CIF contracts are standard for contracts used in international trade. According to Lord Wright in Ross T Smyth & Co Ltd v T D Bailey, Son and Co Ltd, the initials CIF stipulates that the price paid for the goods includes; their cost, insurance and freight cost. These costs are borne by the seller who must also appropriate goods that conform to the contract, secure a bill of lading covering the goods and a policy of marine insurance. The sellers duty is complete when he delivers these documents to the buyer.
The CIF is often compared to its counterpart Free on Board (FOB), however CIF is noted as being more advantageous to users.
Some of these advantages will be looked at. A very brief look will also be taken of the disadvantages.
1. The buyer is assured of the final cost of the goods.
2. He is able to raise money on the documents, for example, he may use the bill of lading which represents title to the goods as security at the bank
3.The buyer also need not worry about lost or damage to the goods while in transit because they are insured
4. Because CIf is a standard form contract the buyer saves money because he does not have to employ a lawyer to negotiate and draft each new contract.

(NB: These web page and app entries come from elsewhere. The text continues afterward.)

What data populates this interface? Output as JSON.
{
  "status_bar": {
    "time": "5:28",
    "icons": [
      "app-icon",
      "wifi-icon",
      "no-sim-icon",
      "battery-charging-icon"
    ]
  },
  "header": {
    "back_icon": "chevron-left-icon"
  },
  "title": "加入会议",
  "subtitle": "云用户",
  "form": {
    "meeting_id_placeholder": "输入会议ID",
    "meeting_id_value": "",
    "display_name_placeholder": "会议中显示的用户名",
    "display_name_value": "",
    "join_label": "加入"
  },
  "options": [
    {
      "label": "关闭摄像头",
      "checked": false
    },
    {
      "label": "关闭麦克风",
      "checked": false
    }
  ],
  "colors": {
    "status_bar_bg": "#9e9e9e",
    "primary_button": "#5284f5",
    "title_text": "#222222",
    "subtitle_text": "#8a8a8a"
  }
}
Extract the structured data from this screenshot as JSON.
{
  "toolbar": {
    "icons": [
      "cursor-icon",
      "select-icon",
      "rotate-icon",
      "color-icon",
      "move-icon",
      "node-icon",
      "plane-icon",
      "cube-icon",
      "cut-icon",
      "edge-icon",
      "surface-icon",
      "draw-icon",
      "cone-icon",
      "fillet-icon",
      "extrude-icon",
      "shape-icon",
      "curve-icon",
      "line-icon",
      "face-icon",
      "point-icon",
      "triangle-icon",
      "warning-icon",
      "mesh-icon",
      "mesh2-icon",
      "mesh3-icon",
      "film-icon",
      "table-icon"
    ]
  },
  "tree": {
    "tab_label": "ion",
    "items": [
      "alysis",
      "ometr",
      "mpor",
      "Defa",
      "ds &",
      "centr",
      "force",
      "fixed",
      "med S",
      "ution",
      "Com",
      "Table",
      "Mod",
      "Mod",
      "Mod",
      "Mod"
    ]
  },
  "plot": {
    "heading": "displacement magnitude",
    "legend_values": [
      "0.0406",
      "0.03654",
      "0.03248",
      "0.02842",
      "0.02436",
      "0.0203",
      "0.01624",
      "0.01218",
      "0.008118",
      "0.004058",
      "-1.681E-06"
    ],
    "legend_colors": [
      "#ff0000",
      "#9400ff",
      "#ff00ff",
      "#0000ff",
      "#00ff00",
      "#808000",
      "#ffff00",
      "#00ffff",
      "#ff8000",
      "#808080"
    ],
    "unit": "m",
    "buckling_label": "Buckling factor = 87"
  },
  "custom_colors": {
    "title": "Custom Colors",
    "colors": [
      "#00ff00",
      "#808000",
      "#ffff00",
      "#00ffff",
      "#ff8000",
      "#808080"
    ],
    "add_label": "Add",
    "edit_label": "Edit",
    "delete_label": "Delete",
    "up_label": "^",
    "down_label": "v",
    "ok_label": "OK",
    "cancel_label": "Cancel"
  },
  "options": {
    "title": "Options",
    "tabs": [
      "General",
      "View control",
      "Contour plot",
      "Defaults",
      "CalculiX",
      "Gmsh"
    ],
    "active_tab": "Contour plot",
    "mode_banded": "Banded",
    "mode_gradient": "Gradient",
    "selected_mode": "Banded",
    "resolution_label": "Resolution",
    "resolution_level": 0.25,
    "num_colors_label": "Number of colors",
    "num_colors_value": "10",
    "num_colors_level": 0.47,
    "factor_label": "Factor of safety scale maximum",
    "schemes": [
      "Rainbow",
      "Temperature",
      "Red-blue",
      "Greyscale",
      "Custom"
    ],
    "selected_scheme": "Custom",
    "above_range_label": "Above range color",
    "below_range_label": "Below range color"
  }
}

1. CIF contract requires strict compliance, for example, if the contract states a date for tendering, failure to observe this date will allow the buyer to refuse accepting the documents even though he suffers no lost
2. The seller bears no responsibility to ensure that the documents arrive before the vessel. this results is delay and has accordingly results in a search for faster ways of transferring these documents.
The CIF will continue to facilitate seaborne commerce for a very long time however it will be interesting to see how the Internet age affects its operation.